## To do
Gather, from the data below, each line in which the word "menu" occurs.

--- START ---

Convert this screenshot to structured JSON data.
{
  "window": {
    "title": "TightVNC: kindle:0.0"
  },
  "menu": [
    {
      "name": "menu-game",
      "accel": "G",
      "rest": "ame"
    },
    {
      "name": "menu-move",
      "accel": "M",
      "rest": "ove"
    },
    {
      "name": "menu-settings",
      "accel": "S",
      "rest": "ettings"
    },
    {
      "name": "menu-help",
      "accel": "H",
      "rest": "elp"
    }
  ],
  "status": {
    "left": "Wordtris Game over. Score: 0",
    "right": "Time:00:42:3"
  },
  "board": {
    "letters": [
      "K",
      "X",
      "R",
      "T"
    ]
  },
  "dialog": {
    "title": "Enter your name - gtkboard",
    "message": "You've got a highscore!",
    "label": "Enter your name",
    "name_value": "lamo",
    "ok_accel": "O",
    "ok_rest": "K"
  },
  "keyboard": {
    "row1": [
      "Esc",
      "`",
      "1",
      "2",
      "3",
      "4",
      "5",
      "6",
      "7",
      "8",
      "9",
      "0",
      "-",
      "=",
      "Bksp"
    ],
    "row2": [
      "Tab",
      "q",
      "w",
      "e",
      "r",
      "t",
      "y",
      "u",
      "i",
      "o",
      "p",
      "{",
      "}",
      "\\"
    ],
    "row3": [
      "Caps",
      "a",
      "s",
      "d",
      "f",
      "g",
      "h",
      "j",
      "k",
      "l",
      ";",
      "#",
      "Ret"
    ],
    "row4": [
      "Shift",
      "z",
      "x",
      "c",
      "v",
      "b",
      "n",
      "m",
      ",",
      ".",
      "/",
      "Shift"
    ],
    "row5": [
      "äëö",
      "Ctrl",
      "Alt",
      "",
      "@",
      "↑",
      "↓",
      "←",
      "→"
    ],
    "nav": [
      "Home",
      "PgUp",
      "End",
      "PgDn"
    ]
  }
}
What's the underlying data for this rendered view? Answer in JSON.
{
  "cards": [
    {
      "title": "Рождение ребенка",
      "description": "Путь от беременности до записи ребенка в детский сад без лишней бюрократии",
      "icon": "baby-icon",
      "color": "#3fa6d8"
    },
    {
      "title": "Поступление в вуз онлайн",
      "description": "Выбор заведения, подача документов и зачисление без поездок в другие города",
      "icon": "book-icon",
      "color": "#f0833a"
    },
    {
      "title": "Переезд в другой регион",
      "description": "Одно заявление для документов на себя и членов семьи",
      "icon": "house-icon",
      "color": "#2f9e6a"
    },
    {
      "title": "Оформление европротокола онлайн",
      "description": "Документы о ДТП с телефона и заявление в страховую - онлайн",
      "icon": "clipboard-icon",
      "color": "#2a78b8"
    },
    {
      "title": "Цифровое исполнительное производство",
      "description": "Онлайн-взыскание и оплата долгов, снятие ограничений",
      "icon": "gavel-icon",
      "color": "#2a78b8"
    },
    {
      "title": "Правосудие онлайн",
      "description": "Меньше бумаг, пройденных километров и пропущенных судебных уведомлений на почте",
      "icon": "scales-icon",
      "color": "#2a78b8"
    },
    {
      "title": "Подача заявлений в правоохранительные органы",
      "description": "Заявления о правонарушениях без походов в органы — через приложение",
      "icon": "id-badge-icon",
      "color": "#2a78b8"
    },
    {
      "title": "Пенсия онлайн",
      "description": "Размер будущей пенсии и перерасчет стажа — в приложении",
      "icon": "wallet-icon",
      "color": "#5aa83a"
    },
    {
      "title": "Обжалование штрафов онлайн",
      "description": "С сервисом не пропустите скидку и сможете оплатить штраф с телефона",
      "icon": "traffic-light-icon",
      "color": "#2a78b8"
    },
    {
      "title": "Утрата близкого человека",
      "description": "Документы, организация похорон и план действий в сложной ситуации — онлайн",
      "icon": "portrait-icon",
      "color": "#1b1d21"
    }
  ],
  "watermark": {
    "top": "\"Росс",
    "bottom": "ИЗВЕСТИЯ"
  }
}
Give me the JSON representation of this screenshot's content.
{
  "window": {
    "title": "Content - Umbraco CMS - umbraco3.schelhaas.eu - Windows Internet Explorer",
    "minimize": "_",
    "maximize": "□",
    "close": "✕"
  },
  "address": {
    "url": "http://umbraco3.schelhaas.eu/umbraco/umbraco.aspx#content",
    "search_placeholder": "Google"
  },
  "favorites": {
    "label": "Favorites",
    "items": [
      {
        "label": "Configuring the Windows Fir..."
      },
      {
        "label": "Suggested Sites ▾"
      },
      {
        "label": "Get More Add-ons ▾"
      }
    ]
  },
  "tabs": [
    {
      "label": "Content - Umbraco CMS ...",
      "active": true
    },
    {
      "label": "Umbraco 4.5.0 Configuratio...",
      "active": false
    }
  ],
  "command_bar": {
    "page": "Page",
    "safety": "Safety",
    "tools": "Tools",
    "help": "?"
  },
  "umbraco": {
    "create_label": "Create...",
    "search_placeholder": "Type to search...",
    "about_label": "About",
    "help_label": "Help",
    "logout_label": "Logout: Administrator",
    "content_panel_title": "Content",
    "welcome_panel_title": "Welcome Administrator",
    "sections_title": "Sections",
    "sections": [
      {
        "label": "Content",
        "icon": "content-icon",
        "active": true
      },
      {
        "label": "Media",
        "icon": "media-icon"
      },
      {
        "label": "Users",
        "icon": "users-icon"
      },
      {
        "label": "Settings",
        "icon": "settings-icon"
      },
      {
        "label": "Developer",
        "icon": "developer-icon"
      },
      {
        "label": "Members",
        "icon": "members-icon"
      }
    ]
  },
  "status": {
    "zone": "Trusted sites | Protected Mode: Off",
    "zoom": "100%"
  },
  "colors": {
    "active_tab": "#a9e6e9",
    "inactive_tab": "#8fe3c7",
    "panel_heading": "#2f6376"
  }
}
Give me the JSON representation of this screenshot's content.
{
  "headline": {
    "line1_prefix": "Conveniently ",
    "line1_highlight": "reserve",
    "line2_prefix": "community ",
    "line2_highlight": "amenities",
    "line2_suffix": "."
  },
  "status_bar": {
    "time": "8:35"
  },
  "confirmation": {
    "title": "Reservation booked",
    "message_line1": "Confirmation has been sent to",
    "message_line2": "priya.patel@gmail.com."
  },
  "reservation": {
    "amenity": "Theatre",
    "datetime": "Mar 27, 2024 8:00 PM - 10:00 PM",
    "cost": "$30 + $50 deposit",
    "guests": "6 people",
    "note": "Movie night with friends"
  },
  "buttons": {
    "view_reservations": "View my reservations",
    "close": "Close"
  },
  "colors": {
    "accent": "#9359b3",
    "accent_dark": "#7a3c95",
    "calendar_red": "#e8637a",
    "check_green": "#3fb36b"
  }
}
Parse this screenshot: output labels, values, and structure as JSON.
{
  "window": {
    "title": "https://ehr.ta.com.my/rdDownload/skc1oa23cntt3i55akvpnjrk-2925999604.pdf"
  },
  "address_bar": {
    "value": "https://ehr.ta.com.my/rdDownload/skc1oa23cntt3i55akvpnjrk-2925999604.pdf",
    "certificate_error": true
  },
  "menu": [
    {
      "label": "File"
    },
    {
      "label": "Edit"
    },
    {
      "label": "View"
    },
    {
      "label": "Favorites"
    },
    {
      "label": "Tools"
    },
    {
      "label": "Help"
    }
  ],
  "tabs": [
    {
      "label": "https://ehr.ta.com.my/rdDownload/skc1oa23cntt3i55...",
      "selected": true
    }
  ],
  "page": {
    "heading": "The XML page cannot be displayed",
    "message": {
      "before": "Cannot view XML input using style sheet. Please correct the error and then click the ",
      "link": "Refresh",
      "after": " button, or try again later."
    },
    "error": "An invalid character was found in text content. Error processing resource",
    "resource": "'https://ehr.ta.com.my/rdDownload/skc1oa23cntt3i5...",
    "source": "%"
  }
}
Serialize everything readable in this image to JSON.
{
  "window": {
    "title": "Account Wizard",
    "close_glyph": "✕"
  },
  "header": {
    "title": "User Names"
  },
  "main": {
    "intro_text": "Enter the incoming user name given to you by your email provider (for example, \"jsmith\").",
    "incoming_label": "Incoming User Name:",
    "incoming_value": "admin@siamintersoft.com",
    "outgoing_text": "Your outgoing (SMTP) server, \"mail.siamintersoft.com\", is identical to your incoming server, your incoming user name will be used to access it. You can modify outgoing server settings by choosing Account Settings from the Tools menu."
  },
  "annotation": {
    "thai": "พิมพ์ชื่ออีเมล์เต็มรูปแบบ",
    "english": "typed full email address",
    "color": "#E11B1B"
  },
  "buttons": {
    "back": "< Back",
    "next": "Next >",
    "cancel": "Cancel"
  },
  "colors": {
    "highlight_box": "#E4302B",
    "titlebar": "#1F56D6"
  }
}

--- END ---

## Result below
  "menu": [
      "name": "menu-game",
      "name": "menu-move",
      "name": "menu-settings",
      "name": "menu-help",
  "menu": [
    "outgoing_text": "Your outgoing (SMTP) server, \"mail.siamintersoft.com\", is identical to your incoming server, your incoming user name will be used to access it. You can modify outgoing server settings by choosing Account Settings from the Tools menu."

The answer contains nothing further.